**Your objective:** Every line of the listing below needs to be reproduced exactly.

**Dataset records:**
────────────────────

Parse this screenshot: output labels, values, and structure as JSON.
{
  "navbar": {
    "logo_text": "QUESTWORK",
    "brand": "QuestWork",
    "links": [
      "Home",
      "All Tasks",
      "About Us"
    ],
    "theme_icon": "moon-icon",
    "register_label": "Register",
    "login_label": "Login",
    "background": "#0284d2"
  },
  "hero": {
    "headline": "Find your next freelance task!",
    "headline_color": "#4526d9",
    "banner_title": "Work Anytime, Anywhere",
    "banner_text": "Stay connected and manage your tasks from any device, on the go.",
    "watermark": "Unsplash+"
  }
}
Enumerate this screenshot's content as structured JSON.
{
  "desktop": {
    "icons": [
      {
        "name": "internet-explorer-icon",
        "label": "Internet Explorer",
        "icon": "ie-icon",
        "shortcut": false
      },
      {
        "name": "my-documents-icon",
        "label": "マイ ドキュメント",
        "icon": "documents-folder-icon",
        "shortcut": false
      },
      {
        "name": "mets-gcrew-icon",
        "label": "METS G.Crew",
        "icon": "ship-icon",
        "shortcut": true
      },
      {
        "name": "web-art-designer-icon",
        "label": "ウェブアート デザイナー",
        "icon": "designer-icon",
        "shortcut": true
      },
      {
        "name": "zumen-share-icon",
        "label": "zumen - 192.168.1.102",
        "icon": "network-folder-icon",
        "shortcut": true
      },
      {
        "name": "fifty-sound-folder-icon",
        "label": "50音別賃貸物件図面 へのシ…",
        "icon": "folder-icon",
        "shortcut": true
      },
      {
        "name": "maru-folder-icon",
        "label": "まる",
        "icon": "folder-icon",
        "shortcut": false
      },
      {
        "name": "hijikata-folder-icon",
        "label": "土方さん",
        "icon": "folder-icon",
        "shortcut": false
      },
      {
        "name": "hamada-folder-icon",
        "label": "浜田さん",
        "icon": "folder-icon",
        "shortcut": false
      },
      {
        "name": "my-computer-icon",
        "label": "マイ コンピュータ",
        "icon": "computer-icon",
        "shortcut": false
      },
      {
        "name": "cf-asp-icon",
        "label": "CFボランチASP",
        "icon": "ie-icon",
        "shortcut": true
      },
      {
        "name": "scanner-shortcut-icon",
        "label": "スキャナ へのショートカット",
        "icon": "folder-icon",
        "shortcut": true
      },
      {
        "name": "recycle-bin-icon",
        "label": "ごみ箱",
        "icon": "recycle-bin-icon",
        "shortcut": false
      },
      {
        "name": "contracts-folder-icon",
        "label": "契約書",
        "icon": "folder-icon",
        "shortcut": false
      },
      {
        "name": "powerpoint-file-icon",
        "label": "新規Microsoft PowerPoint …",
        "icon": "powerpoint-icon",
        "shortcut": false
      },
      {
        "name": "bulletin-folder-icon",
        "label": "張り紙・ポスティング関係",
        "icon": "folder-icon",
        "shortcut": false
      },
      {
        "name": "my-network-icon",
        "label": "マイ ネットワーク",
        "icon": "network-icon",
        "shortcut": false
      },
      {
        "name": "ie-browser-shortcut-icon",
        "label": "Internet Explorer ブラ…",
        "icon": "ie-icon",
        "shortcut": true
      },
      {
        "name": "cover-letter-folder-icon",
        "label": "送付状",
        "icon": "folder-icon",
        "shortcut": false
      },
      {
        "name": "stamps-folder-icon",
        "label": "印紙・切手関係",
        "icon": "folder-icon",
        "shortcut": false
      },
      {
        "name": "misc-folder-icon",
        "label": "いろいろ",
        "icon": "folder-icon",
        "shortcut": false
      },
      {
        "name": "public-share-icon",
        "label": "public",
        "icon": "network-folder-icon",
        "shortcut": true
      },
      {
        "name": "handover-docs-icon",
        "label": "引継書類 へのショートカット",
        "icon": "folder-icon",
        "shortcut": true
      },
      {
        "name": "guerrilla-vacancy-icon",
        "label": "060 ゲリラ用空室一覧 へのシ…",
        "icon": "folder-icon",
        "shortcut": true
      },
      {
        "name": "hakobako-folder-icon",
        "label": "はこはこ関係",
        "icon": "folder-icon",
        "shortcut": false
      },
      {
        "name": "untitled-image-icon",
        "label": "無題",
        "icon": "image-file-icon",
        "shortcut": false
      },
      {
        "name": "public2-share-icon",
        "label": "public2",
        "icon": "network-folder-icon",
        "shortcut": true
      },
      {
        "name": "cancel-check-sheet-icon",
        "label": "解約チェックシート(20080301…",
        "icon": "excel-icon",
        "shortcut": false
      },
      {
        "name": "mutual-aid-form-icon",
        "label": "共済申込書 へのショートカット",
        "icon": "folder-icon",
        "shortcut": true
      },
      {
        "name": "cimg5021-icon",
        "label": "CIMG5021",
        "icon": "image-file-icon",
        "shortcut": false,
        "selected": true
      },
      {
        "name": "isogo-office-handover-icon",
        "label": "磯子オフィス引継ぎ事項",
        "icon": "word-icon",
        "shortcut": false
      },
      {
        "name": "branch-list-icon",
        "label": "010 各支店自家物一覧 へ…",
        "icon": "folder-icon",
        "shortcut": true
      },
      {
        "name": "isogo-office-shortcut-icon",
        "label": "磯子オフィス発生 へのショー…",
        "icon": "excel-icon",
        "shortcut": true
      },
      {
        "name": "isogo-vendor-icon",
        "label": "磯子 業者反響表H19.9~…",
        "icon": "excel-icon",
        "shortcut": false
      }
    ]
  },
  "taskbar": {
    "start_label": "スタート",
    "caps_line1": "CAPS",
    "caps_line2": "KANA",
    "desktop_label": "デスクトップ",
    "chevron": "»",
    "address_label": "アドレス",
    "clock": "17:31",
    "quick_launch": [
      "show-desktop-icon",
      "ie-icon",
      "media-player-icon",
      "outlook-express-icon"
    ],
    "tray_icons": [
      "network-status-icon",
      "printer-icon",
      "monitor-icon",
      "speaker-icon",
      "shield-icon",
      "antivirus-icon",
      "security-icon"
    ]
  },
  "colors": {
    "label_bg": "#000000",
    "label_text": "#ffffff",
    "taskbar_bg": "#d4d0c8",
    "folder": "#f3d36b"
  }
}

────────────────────

**Your solution:**
Parse this screenshot: output labels, values, and structure as JSON.
{
  "navbar": {
    "logo_text": "QUESTWORK",
    "brand": "QuestWork",
    "links": [
      "Home",
      "All Tasks",
      "About Us"
    ],
    "theme_icon": "moon-icon",
    "register_label": "Register",
    "login_label": "Login",
    "background": "#0284d2"
  },
  "hero": {
    "headline": "Find your next freelance task!",
    "headline_color": "#4526d9",
    "banner_title": "Work Anytime, Anywhere",
    "banner_text": "Stay connected and manage your tasks from any device, on the go.",
    "watermark": "Unsplash+"
  }
}
Enumerate this screenshot's content as structured JSON.
{
  "desktop": {
    "icons": [
      {
        "name": "internet-explorer-icon",
        "label": "Internet Explorer",
        "icon": "ie-icon",
        "shortcut": false
      },
      {
        "name": "my-documents-icon",
        "label": "マイ ドキュメント",
        "icon": "documents-folder-icon",
        "shortcut": false
      },
      {
        "name": "mets-gcrew-icon",
        "label": "METS G.Crew",
        "icon": "ship-icon",
        "shortcut": true
      },
      {
        "name": "web-art-designer-icon",
        "label": "ウェブアート デザイナー",
        "icon": "designer-icon",
        "shortcut": true
      },
      {
        "name": "zumen-share-icon",
        "label": "zumen - 192.168.1.102",
        "icon": "network-folder-icon",
        "shortcut": true
      },
      {
        "name": "fifty-sound-folder-icon",
        "label": "50音別賃貸物件図面 へのシ…",
        "icon": "folder-icon",
        "shortcut": true
      },
      {
        "name": "maru-folder-icon",
        "label": "まる",
        "icon": "folder-icon",
        "shortcut": false
      },
      {
        "name": "hijikata-folder-icon",
        "label": "土方さん",
        "icon": "folder-icon",
        "shortcut": false
      },
      {
        "name": "hamada-folder-icon",
        "label": "浜田さん",
        "icon": "folder-icon",
        "shortcut": false
      },
      {
        "name": "my-computer-icon",
        "label": "マイ コンピュータ",
        "icon": "computer-icon",
        "shortcut": false
      },
      {
        "name": "cf-asp-icon",
        "label": "CFボランチASP",
        "icon": "ie-icon",
        "shortcut": true
      },
      {
        "name": "scanner-shortcut-icon",
        "label": "スキャナ へのショートカット",
        "icon": "folder-icon",
        "shortcut": true
      },
      {
        "name": "recycle-bin-icon",
        "label": "ごみ箱",
        "icon": "recycle-bin-icon",
        "shortcut": false
      },
      {
        "name": "contracts-folder-icon",
        "label": "契約書",
        "icon": "folder-icon",
        "shortcut": false
      },
      {
        "name": "powerpoint-file-icon",
        "label": "新規Microsoft PowerPoint …",
        "icon": "powerpoint-icon",
        "shortcut": false
      },
      {
        "name": "bulletin-folder-icon",
        "label": "張り紙・ポスティング関係",
        "icon": "folder-icon",
        "shortcut": false
      },
      {
        "name": "my-network-icon",
        "label": "マイ ネットワーク",
        "icon": "network-icon",
        "shortcut": false
      },
      {
        "name": "ie-browser-shortcut-icon",
        "label": "Internet Explorer ブラ…",
        "icon": "ie-icon",
        "shortcut": true
      },
      {
        "name": "cover-letter-folder-icon",
        "label": "送付状",
        "icon": "folder-icon",
        "shortcut": false
      },
      {
        "name": "stamps-folder-icon",
        "label": "印紙・切手関係",
        "icon": "folder-icon",
        "shortcut": false
      },
      {
        "name": "misc-folder-icon",
        "label": "いろいろ",
        "icon": "folder-icon",
        "shortcut": false
      },
      {
        "name": "public-share-icon",
        "label": "public",
        "icon": "network-folder-icon",
        "shortcut": true
      },
      {
        "name": "handover-docs-icon",
        "label": "引継書類 へのショートカット",
        "icon": "folder-icon",
        "shortcut": true
      },
      {
        "name": "guerrilla-vacancy-icon",
        "label": "060 ゲリラ用空室一覧 へのシ…",
        "icon": "folder-icon",
        "shortcut": true
      },
      {
        "name": "hakobako-folder-icon",
        "label": "はこはこ関係",
        "icon": "folder-icon",
        "shortcut": false
      },
      {
        "name": "untitled-image-icon",
        "label": "無題",
        "icon": "image-file-icon",
        "shortcut": false
      },
      {
        "name": "public2-share-icon",
        "label": "public2",
        "icon": "network-folder-icon",
        "shortcut": true
      },
      {
        "name": "cancel-check-sheet-icon",
        "label": "解約チェックシート(20080301…",
        "icon": "excel-icon",
        "shortcut": false
      },
      {
        "name": "mutual-aid-form-icon",
        "label": "共済申込書 へのショートカット",
        "icon": "folder-icon",
        "shortcut": true
      },
      {
        "name": "cimg5021-icon",
        "label": "CIMG5021",
        "icon": "image-file-icon",
        "shortcut": false,
        "selected": true
      },
      {
        "name": "isogo-office-handover-icon",
        "label": "磯子オフィス引継ぎ事項",
        "icon": "word-icon",
        "shortcut": false
      },
      {
        "name": "branch-list-icon",
        "label": "010 各支店自家物一覧 へ…",
        "icon": "folder-icon",
        "shortcut": true
      },
      {
        "name": "isogo-office-shortcut-icon",
        "label": "磯子オフィス発生 へのショー…",
        "icon": "excel-icon",
        "shortcut": true
      },
      {
        "name": "isogo-vendor-icon",
        "label": "磯子 業者反響表H19.9~…",
        "icon": "excel-icon",
        "shortcut": false
      }
    ]
  },
  "taskbar": {
    "start_label": "スタート",
    "caps_line1": "CAPS",
    "caps_line2": "KANA",
    "desktop_label": "デスクトップ",
    "chevron": "»",
    "address_label": "アドレス",
    "clock": "17:31",
    "quick_launch": [
      "show-desktop-icon",
      "ie-icon",
      "media-player-icon",
      "outlook-express-icon"
    ],
    "tray_icons": [
      "network-status-icon",
      "printer-icon",
      "monitor-icon",
      "speaker-icon",
      "shield-icon",
      "antivirus-icon",
      "security-icon"
    ]
  },
  "colors": {
    "label_bg": "#000000",
    "label_text": "#ffffff",
    "taskbar_bg": "#d4d0c8",
    "folder": "#f3d36b"
  }
}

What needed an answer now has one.